**WHAT THE TASK REQUIRES:** Go through the listing and retype each line exactly.

----- SUPPLIED MATERIAL -----

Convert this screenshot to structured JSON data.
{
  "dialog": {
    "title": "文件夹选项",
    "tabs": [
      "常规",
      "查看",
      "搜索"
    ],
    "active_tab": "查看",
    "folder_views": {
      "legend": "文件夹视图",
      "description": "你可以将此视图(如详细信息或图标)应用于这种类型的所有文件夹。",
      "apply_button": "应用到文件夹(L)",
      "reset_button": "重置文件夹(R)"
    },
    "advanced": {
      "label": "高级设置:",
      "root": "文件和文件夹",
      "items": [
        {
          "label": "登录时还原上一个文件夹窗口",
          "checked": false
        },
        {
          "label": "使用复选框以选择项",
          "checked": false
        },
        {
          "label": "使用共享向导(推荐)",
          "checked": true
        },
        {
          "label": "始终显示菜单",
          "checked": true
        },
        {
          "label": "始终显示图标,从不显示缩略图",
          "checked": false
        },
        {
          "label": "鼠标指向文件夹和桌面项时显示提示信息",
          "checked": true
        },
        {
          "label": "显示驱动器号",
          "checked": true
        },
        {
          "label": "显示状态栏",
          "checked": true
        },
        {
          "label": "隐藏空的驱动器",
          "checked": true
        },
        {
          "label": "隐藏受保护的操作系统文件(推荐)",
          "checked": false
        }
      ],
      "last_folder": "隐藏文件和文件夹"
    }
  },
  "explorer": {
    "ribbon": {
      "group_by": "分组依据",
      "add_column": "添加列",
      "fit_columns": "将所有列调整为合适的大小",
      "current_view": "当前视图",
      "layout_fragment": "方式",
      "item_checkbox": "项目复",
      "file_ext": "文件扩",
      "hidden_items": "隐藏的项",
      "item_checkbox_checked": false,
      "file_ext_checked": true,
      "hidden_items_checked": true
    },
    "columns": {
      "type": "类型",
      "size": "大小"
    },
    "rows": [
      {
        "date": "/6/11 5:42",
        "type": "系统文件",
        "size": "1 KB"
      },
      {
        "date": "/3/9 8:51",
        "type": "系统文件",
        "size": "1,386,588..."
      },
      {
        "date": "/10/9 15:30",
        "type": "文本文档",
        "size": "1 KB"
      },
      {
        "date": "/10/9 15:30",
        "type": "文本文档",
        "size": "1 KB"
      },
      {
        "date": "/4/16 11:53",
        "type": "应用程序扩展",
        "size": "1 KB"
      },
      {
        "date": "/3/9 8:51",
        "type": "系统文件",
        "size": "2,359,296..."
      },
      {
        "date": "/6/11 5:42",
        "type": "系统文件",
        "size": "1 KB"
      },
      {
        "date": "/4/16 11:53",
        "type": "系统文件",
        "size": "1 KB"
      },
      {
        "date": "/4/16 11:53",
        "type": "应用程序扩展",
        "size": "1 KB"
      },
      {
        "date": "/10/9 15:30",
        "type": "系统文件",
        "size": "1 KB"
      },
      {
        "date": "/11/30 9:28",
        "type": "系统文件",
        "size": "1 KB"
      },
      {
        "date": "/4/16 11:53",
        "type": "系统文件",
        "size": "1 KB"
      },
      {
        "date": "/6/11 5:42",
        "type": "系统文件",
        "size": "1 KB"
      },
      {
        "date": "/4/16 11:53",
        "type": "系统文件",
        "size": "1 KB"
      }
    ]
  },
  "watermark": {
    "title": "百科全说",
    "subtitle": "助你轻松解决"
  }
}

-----

**TASK ANSWER:**
Convert this screenshot to structured JSON data.
{
  "dialog": {
    "title": "文件夹选项",
    "tabs": [
      "常规",
      "查看",
      "搜索"
    ],
    "active_tab": "查看",
    "folder_views": {
      "legend": "文件夹视图",
      "description": "你可以将此视图(如详细信息或图标)应用于这种类型的所有文件夹。",
      "apply_button": "应用到文件夹(L)",
      "reset_button": "重置文件夹(R)"
    },
    "advanced": {
      "label": "高级设置:",
      "root": "文件和文件夹",
      "items": [
        {
          "label": "登录时还原上一个文件夹窗口",
          "checked": false
        },
        {
          "label": "使用复选框以选择项",
          "checked": false
        },
        {
          "label": "使用共享向导(推荐)",
          "checked": true
        },
        {
          "label": "始终显示菜单",
          "checked": true
        },
        {
          "label": "始终显示图标,从不显示缩略图",
          "checked": false
        },
        {
          "label": "鼠标指向文件夹和桌面项时显示提示信息",
          "checked": true
        },
        {
          "label": "显示驱动器号",
          "checked": true
        },
        {
          "label": "显示状态栏",
          "checked": true
        },
        {
          "label": "隐藏空的驱动器",
          "checked": true
        },
        {
          "label": "隐藏受保护的操作系统文件(推荐)",
          "checked": false
        }
      ],
      "last_folder": "隐藏文件和文件夹"
    }
  },
  "explorer": {
    "ribbon": {
      "group_by": "分组依据",
      "add_column": "添加列",
      "fit_columns": "将所有列调整为合适的大小",
      "current_view": "当前视图",
      "layout_fragment": "方式",
      "item_checkbox": "项目复",
      "file_ext": "文件扩",
      "hidden_items": "隐藏的项",
      "item_checkbox_checked": false,
      "file_ext_checked": true,
      "hidden_items_checked": true
    },
    "columns": {
      "type": "类型",
      "size": "大小"
    },
    "rows": [
      {
        "date": "/6/11 5:42",
        "type": "系统文件",
        "size": "1 KB"
      },
      {
        "date": "/3/9 8:51",
        "type": "系统文件",
        "size": "1,386,588..."
      },
      {
        "date": "/10/9 15:30",
        "type": "文本文档",
        "size": "1 KB"
      },
      {
        "date": "/10/9 15:30",
        "type": "文本文档",
        "size": "1 KB"
      },
      {
        "date": "/4/16 11:53",
        "type": "应用程序扩展",
        "size": "1 KB"
      },
      {
        "date": "/3/9 8:51",
        "type": "系统文件",
        "size": "2,359,296..."
      },
      {
        "date": "/6/11 5:42",
        "type": "系统文件",
        "size": "1 KB"
      },
      {
        "date": "/4/16 11:53",
        "type": "系统文件",
        "size": "1 KB"
      },
      {
        "date": "/4/16 11:53",
        "type": "应用程序扩展",
        "size": "1 KB"
      },
      {
        "date": "/10/9 15:30",
        "type": "系统文件",
        "size": "1 KB"
      },
      {
        "date": "/11/30 9:28",
        "type": "系统文件",
        "size": "1 KB"
      },
      {
        "date": "/4/16 11:53",
        "type": "系统文件",
        "size": "1 KB"
      },
      {
        "date": "/6/11 5:42",
        "type": "系统文件",
        "size": "1 KB"
      },
      {
        "date": "/4/16 11:53",
        "type": "系统文件",
        "size": "1 KB"
      }
    ]
  },
  "watermark": {
    "title": "百科全说",
    "subtitle": "助你轻松解决"
  }
}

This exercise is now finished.